Instructions for the task:
Your task is to copy each line of the listing that contains the word "temperature".

--- Dataset entries ---

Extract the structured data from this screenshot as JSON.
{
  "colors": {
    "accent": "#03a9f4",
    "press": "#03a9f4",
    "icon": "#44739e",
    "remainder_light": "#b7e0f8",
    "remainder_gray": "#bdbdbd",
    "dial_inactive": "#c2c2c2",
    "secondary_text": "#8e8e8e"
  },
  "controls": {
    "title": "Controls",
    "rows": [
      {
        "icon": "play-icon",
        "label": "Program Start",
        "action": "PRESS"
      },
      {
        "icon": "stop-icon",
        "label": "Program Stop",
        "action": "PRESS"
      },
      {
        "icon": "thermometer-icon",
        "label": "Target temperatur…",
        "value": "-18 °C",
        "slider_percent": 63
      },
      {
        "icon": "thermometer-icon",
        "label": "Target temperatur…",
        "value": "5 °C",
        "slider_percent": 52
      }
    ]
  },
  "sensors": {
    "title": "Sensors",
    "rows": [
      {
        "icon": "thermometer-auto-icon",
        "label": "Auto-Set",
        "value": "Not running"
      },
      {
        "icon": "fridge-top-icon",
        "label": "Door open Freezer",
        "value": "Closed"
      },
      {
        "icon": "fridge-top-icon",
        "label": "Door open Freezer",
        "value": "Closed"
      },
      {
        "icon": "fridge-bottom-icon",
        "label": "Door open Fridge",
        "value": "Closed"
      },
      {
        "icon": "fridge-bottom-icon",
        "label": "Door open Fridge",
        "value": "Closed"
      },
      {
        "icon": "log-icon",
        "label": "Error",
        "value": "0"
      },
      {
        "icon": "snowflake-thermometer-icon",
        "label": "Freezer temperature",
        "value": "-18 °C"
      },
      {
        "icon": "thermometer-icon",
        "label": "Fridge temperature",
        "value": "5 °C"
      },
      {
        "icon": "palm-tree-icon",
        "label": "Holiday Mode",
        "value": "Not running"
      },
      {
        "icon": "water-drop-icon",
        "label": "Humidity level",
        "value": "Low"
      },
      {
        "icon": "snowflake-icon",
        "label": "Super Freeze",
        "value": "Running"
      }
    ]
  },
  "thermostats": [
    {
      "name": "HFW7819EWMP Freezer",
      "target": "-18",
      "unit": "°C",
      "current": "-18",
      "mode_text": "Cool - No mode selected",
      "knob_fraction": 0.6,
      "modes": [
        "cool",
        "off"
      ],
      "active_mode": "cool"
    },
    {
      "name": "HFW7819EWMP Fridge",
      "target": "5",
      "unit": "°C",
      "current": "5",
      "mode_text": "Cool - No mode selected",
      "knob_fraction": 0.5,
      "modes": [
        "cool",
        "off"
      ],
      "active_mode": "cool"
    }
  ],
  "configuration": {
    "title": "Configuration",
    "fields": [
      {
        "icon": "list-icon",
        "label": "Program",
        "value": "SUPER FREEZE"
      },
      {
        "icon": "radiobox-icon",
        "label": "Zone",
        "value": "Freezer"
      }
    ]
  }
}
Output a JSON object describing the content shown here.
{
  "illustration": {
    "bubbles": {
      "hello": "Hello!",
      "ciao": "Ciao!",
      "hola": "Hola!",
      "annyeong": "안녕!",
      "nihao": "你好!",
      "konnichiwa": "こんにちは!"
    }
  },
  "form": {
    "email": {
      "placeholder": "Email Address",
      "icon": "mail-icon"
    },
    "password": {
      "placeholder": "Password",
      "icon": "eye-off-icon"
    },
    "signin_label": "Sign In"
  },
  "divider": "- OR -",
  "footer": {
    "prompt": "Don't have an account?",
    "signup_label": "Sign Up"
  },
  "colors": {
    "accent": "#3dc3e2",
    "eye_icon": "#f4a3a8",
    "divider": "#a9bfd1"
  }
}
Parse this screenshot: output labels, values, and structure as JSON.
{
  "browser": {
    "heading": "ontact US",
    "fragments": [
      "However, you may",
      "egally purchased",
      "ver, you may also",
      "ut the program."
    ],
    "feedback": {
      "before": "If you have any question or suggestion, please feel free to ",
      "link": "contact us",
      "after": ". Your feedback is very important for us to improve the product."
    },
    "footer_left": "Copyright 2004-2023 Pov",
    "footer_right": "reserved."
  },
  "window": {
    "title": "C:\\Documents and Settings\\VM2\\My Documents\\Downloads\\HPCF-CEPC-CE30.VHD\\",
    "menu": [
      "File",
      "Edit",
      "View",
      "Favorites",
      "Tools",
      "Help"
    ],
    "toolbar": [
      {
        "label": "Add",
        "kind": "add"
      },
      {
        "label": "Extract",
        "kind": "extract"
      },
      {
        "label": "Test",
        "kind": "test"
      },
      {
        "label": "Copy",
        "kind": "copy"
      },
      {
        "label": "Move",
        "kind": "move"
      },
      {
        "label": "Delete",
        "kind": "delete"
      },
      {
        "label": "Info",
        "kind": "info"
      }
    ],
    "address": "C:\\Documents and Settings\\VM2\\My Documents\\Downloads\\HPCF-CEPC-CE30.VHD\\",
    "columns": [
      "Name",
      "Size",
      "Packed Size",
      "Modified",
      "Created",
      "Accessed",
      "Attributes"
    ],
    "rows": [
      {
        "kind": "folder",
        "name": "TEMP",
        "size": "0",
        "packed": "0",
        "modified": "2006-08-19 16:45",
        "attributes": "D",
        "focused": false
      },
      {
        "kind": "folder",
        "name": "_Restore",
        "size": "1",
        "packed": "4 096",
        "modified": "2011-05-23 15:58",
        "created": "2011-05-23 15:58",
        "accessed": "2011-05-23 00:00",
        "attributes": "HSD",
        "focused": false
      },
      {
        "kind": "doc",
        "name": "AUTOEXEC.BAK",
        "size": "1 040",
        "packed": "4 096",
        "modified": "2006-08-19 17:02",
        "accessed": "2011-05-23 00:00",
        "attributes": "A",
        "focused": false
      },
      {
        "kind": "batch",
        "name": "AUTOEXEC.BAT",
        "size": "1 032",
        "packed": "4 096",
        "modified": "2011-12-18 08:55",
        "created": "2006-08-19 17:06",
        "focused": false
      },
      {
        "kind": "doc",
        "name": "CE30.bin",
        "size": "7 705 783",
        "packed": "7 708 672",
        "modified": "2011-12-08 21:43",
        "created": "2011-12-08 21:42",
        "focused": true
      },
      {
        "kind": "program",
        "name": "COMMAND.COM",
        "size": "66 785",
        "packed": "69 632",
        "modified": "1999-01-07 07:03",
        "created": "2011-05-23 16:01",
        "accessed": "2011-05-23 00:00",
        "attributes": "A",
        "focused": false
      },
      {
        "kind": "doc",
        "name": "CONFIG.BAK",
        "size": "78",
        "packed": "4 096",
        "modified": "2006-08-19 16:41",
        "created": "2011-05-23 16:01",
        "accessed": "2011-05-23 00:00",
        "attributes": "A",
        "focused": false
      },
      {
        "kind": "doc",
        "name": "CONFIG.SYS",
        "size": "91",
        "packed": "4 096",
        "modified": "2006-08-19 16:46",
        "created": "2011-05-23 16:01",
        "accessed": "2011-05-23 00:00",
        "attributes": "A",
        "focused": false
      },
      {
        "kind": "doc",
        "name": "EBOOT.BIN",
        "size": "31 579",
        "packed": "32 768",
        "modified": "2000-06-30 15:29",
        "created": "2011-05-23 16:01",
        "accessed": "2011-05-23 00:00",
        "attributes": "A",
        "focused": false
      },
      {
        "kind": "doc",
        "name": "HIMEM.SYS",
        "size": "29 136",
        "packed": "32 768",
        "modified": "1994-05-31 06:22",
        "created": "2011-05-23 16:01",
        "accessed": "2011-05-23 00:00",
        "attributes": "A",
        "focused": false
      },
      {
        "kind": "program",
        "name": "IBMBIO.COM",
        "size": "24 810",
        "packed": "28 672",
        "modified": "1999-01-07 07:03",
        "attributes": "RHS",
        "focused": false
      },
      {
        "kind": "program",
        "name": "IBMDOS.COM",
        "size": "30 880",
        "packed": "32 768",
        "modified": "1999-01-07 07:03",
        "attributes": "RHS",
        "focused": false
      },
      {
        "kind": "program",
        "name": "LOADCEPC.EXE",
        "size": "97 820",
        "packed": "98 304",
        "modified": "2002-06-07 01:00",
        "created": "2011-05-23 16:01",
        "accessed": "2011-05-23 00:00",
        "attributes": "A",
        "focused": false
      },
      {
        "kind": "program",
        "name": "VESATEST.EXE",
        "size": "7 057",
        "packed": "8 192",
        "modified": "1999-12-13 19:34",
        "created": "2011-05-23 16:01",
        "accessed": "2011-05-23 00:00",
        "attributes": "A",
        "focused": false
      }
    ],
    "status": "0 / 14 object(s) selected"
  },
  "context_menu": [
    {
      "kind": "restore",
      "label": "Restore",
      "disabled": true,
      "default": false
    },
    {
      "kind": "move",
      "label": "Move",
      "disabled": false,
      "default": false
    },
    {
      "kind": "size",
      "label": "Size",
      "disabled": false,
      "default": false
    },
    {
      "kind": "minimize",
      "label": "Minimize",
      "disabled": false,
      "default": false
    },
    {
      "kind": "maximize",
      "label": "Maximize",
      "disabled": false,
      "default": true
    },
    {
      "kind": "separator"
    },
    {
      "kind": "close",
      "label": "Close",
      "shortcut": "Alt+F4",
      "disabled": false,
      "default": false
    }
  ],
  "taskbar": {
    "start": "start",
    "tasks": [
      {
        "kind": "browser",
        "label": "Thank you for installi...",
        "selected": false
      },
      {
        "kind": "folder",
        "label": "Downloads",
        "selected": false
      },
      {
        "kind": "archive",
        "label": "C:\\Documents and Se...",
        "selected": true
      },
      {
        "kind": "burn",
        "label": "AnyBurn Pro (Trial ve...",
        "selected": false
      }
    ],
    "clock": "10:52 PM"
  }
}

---

Expected answer:
        "label": "Freezer temperature",
        "label": "Fridge temperature",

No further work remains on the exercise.